How, exactly, to forgive — safely?
Drawing on a model penal code drafted by the American Law Institute a half century ago, Love, in a 2003 article, offered a route worthy of consideration: reintegrating offenders into society “not by trying to conceal the fact of conviction, but by advertising the evidence of rehabilitation.” She and the model code proposed doing this in a two-tiered process. First, the original sentencing court “may issue an order relieving all legal disabilities after an offender has satisfied his sentence.” This would remove statutory bars to employment, housing, and the like. Second, after a further period of “law-abiding conduct” (the model code suggested five years), the sentencing court “may issue an order ‘vacating’ the convictions.” In practical terms, this means setting the convictions aside. What might such an approach accomplish that others would not?
The proposed scheme, Love argues, gives the offender an incentive to pursue rehabilitation and satisfies the need for a ritual of reconciliation. In relying primarily on the sentencing judge, it provides a more reliable and accessible process than pardons or other executive acts, and a more meaningful one than automatic statutory provisions. In contrast with expungement, it does not sacrifice the legitimate concerns of law enforcement or undermine respect for the value of truth in our legal system.

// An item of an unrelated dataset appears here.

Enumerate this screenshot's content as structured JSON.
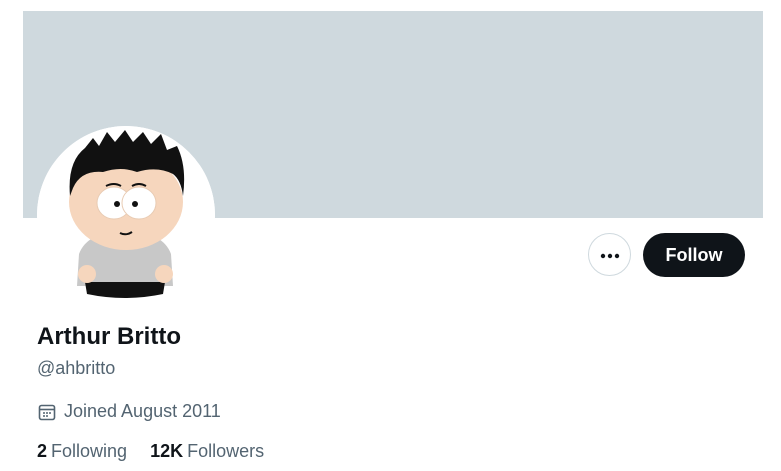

Would such a system, which essentially became law in Illinois in 2010, help some people move on with their lives in good ways? It would seem so. Would the reform likewise increase the likelihood of some ex-offenders’ marrying? It would seem so again, if only in fairly small numbers. Yet, stepping back and surveying the larger nexus of crime and marriage, it’s impossible not to recognize how far beyond sad the whole problem is, starting with millions of young men, disproportionately of color, whose lives are crippled from a very young age because of criminal behavior. What a ruin for themselves, their families, and our nation — and what an opportunity for creative policies that can reinforce family-oriented goals even as they serve the interests of justice.
– Mr. Pearlstein is the founder and president of Center of the American Experiment, in Minneapolis. His new book, From Family Collapse to America’s Decline, has just been published by Rowman & Littlefield.